author
; ; ; and
organization
publishing date
type
Contribution to journal
publication status
published
subject
in
Boreal Environment Research: An International Interdisciplinary Journal
volume
11
issue
4
pages
311 - 328
publisher
Finnish Zoological and Botanical Publishing Board
external identifiers
  • wos:000240423000006
  • scopus:33749179189
ISSN
1239-6095
language
English
LU publication?
yes
id
c44baa74-740e-4654-b447-f5257f186203 (old id 394260)
alternative location
http://www.borenv.net/BER/pdfs/ber11/ber11-311.pdf
date added to LUP
2016-04-01 16:37:47
date last changed
2021-09-15 05:16:01
@article{c44baa74-740e-4654-b447-f5257f186203,
  abstract     = {A range of observations points towards earlier onset of spring in northern high latitudes. However, despite the profound effects this may have on vegetation-atmosphere exchange of carbon (NEE), vegetation-atmosphere physical coupling, or the location of the tundra-taiga interface, the number of studies that investigate winter-spring transition fluxes in contrasting northern vegetation types is limited. Here, we examine spring ecosystem-atmosphere energy and carbon exchange in a Siberian pine forest and mire. Divergent surface albedo before and during snow-melt resulted in daytime net radiation (R-n) above the forest exceeding R. above the mire by up to 10 MJ m(-2). Until stomata could open, absorbed radiation by the green pine canopy caused substantial daytime sensible heat fluxes (H &gt; 10 MJ m(-2)). H above the mire was very low, even negative (&lt;-2 MJ M-2), during that same period. Physiological activity in both ecosystems responded rapidly to warming temperatures and snow-melt, which is essential for survival in Siberia with its very short summers. On days with above-zero temperatures, before melt. was complete, low rates of forest photosynthesis (1-2 mu mol m(-2) s(-1)) were discernible. Forest and mire NEE became negative the same day, or shortly after, photosynthesis commenced. The mire lagged by about two weeks behind the forest and regained its full carbon uptake capacity at a slower rate. Our data provide empirical evidence for the importance the timing of spring and the relative proportion of forest vs. mire has for late winter/spring boundary-layer growth, and production and surface-atmosphere mixing of trace gases. Models that seek to investigate effects of increasingly earlier spring in high latitudes must correctly account for contrasting physical and biogeochemical ecosystem-atmosphere exchange in heterogeneous landscapes.},

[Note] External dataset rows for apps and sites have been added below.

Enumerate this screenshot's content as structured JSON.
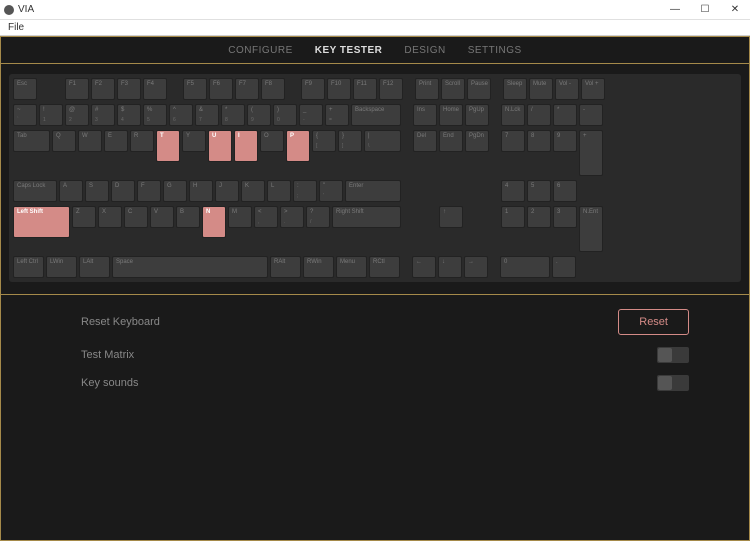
{
  "window": {
    "title": "VIA",
    "min": "—",
    "max": "☐",
    "close": "✕"
  },
  "menubar": {
    "file": "File"
  },
  "tabs": {
    "configure": "CONFIGURE",
    "keytester": "KEY TESTER",
    "design": "DESIGN",
    "settings": "SETTINGS"
  },
  "pressed_keys": [
    "T",
    "U",
    "I",
    "P",
    "N",
    "Left Shift"
  ],
  "keys": {
    "esc": "Esc",
    "f1": "F1",
    "f2": "F2",
    "f3": "F3",
    "f4": "F4",
    "f5": "F5",
    "f6": "F6",
    "f7": "F7",
    "f8": "F8",
    "f9": "F9",
    "f10": "F10",
    "f11": "F11",
    "f12": "F12",
    "print": "Print",
    "scroll": "Scroll",
    "pause": "Pause",
    "sleep": "Sleep",
    "mute": "Mute",
    "voldn": "Vol -",
    "volup": "Vol +",
    "tilde_top": "~",
    "tilde_bot": "`",
    "n1t": "!",
    "n1b": "1",
    "n2t": "@",
    "n2b": "2",
    "n3t": "#",
    "n3b": "3",
    "n4t": "$",
    "n4b": "4",
    "n5t": "%",
    "n5b": "5",
    "n6t": "^",
    "n6b": "6",
    "n7t": "&",
    "n7b": "7",
    "n8t": "*",
    "n8b": "8",
    "n9t": "(",
    "n9b": "9",
    "n0t": ")",
    "n0b": "0",
    "mint": "_",
    "minb": "-",
    "eqt": "+",
    "eqb": "=",
    "bksp": "Backspace",
    "ins": "Ins",
    "home": "Home",
    "pgup": "PgUp",
    "nlck": "N.Lck",
    "npdiv": "/",
    "npmul": "*",
    "npmin": "-",
    "tab": "Tab",
    "q": "Q",
    "w": "W",
    "e": "E",
    "r": "R",
    "t": "T",
    "y": "Y",
    "u": "U",
    "i": "I",
    "o": "O",
    "p": "P",
    "lbrt": "{",
    "lbrb": "[",
    "rbrt": "}",
    "rbrb": "]",
    "bslt": "|",
    "bslb": "\\",
    "del": "Del",
    "end": "End",
    "pgdn": "PgDn",
    "np7": "7",
    "np8": "8",
    "np9": "9",
    "npplus": "+",
    "caps": "Caps Lock",
    "a": "A",
    "s": "S",
    "d": "D",
    "f": "F",
    "g": "G",
    "h": "H",
    "j": "J",
    "k": "K",
    "l": "L",
    "semit": ":",
    "semib": ";",
    "quott": "\"",
    "quotb": "'",
    "enter": "Enter",
    "np4": "4",
    "np5": "5",
    "np6": "6",
    "lshift": "Left Shift",
    "z": "Z",
    "x": "X",
    "c": "C",
    "v": "V",
    "b": "B",
    "n": "N",
    "m": "M",
    "commt": "<",
    "commb": ",",
    "pert": ">",
    "perb": ".",
    "slt": "?",
    "slb": "/",
    "rshift": "Right Shift",
    "up": "↑",
    "np1": "1",
    "np2": "2",
    "np3": "3",
    "npent": "N.Ent",
    "lctrl": "Left Ctrl",
    "lwin": "LWin",
    "lalt": "LAlt",
    "space": "Space",
    "ralt": "RAlt",
    "rwin": "RWin",
    "menu": "Menu",
    "rctrl": "RCtl",
    "left": "←",
    "down": "↓",
    "right": "→",
    "np0": "0",
    "npdot": "."
  },
  "options": {
    "reset_label": "Reset Keyboard",
    "reset_btn": "Reset",
    "test_matrix": "Test Matrix",
    "key_sounds": "Key sounds"
  }
}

  author       = {Arneth, Almut and Lloyd, Jon and Shibistova, Olga and Sogachev, Andrej and Kolle, Olaf},
  issn         = {1239-6095},
  language     = {eng},
  number       = {4},
  pages        = {311--328},
  publisher    = {Finnish Zoological and Botanical Publishing Board},
  series       = {Boreal Environment Research: An International Interdisciplinary Journal},
  title        = {Spring in the boreal environment: observations on pre- and post-melt energy and CO2 fluxes in two central Siberian ecosystems},
  url          = {http://www.borenv.net/BER/pdfs/ber11/ber11-311.pdf},
  volume       = {11},
  year         = {2006},
}